Stretch’s example is a great one for when things have progressed a little too far before being addressed, but this represents a majority of the types of cases that we see. Dental hygiene for our dogs and cats is one of the most rapidly developing fields in veterinary medicine, and the importance of not only major procedures, like Stretch’s, but also practicing good hygiene at home cannot be stressed enough. There are many things that you can do for your animals’ teeth while you’re at home. The ultimate best thing to do, like with people is to brush your pets’ teeth. A minimum of three times per week is ideal in order to ensure you are making a significant difference in the amount of plaque and eventually tartar that are building up. We recognize that this is not feasible for all animals, so there are many chews and treats that can be useful. The veterinary oral health council or VOHC is a great reference. They are a group of veterinary dentists and technicians that evaluate products on the market and put their seal onto products that they deem are scientifically worth using. The link to their website is under helpful links on the home page. Contrary to popular opinion hard food i.e. kibble, does not actually help reduce tartar and plaque buildup. Furthermore, things like Antlers or bones do have some potential to chip off tartar and make the teeth appear a little cleaner; however, they also have great potential to fracture the teeth which makes for another visit to the veterinarian and possibly an anesthetic procedure. Ultimately, the best option is brushing the teeth as this is the route that most consistently will target disease underneath the gumline and help slow and prevent periodontal disease. Just like in us!
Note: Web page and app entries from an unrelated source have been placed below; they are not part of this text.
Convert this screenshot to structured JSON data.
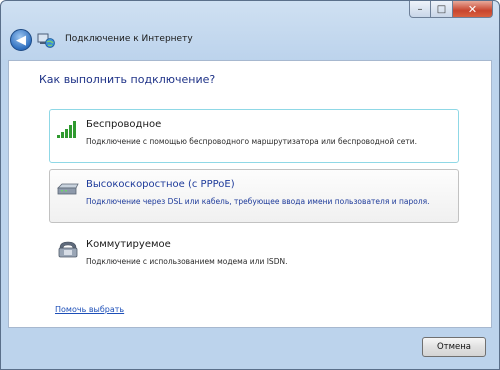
{
  "window": {
    "title": "Подключение к Интернету"
  },
  "caption": {
    "minimize": "–",
    "maximize": "□",
    "close": "✕"
  },
  "heading": "Как выполнить подключение?",
  "options": [
    {
      "title": "Беспроводное",
      "description": "Подключение с помощью беспроводного маршрутизатора или беспроводной сети.",
      "icon": "wireless-signal-icon"
    },
    {
      "title": "Высокоскоростное (с PPPoE)",
      "description": "Подключение через DSL или кабель, требующее ввода имени пользователя и пароля.",
      "icon": "broadband-modem-icon"
    },
    {
      "title": "Коммутируемое",
      "description": "Подключение с использованием модема или ISDN.",
      "icon": "dialup-phone-icon"
    }
  ],
  "help_link": "Помочь выбрать",
  "footer": {
    "cancel_label": "Отмена"
  },
  "colors": {
    "heading": "#1e3287",
    "link": "#1d4fb8",
    "selected_border": "#8fd8e6"
  }
}
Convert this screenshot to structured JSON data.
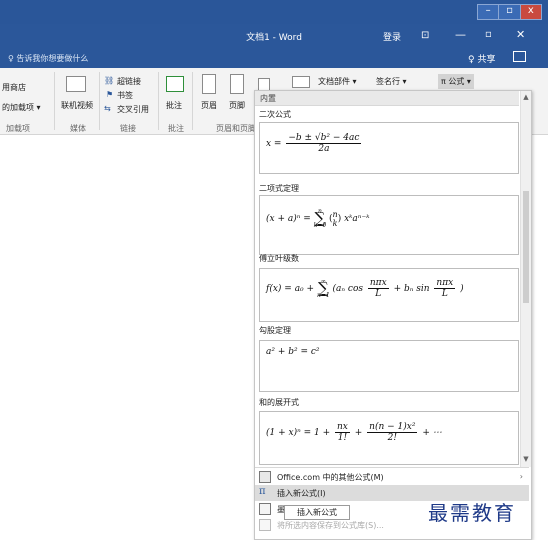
{
  "window": {
    "title": "文档1 - Word",
    "login": "登录",
    "ribbon_display_icon": "ribbon-display-icon",
    "minimize": "—",
    "maximize": "▫",
    "close": "✕",
    "top_controls": [
      "–",
      "▫",
      "x"
    ]
  },
  "tellme": {
    "placeholder": "♀ 告诉我你想要做什么",
    "share": "♀ 共享"
  },
  "ribbon": {
    "items": {
      "store": "用商店",
      "addins": "的加载项 ▾",
      "online_video": "联机视频",
      "hyperlink": "超链接",
      "bookmark": "书签",
      "crossref": "交叉引用",
      "comment": "批注",
      "header": "页眉",
      "footer": "页脚",
      "textbox": "文档部件 ▾",
      "signature": "签名行 ▾",
      "equation": "π 公式 ▾"
    },
    "groups": {
      "addins": "加载项",
      "media": "媒体",
      "links": "链接",
      "comments": "批注",
      "header_footer": "页眉和页脚"
    }
  },
  "equation_gallery": {
    "header": "内置",
    "entries": [
      {
        "name": "二次公式"
      },
      {
        "name": "二项式定理"
      },
      {
        "name": "傅立叶级数"
      },
      {
        "name": "勾股定理"
      },
      {
        "name": "和的展开式"
      }
    ],
    "formulas": {
      "quadratic": {
        "lhs": "x =",
        "num": "−b ± √b² − 4ac",
        "den": "2a"
      },
      "binomial": {
        "lhs": "(x + a)ⁿ =",
        "sigma": "∑",
        "upper": "n",
        "lower": "k=0",
        "binom_top": "n",
        "binom_bottom": "k",
        "tail": "xᵏaⁿ⁻ᵏ"
      },
      "fourier": {
        "lhs": "f(x) = a₀ +",
        "sigma": "∑",
        "upper": "∞",
        "lower": "n=1",
        "open": "(aₙ cos",
        "f1_num": "nπx",
        "f1_den": "L",
        "mid": "+ bₙ sin",
        "f2_num": "nπx",
        "f2_den": "L",
        "close": ")"
      },
      "pythagoras": {
        "text": "a² + b² = c²"
      },
      "sum_expansion": {
        "lhs": "(1 + x)ⁿ = 1 +",
        "f1_num": "nx",
        "f1_den": "1!",
        "plus": "+",
        "f2_num": "n(n − 1)x²",
        "f2_den": "2!",
        "tail": "+ ⋯"
      }
    },
    "menu": [
      {
        "label": "Office.com 中的其他公式(M)",
        "icon": "office-icon",
        "submenu": true
      },
      {
        "label": "插入新公式(I)",
        "icon": "pi-icon",
        "submenu": false
      },
      {
        "label": "墨迹公",
        "icon": "ink-equation-icon",
        "submenu": false
      },
      {
        "label": "将所选内容保存到公式库(S)...",
        "icon": "save-selection-icon",
        "submenu": false
      }
    ],
    "tooltip": "插入新公式",
    "scroll_up": "▲",
    "scroll_down": "▼",
    "chevron": "›"
  },
  "watermark": "最需教育",
  "colors": {
    "titlebar": "#2b579a",
    "ribbon": "#f3f3f3",
    "hover": "#dcdcdc"
  }
}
Stretch’s example shows us that things can be pretty severe, but realistically it is important to note that our pets, our family members are likely suffering long before they get to stretch’s point. The reality of dental disease (periodontal disease) is that it is slow and progressive. That said it is a known source of chronic pain and inflammation. There are numerous sources that equate, in both people and animals, poor dental hygiene with disease of the liver, kidneys, and heart. This alone should be enough to prompt the discussion around dental hygiene between you and your veterinarian. We as a whole recognize that not everybody has budgeted, or is simply unable to budget, for expensive anesthetized cleaning, and nor may it ever be an option for some. That shouldn’t discourage you from asking for the best options to help your pet and try to keep their mouth comfortable and clean for years to come. Often time’s annual cleanings will be recommended, but it will all depend on what your veterinarian sees at your pet’s checkup. Thanks again for listening, and we’ll catch you on the next one.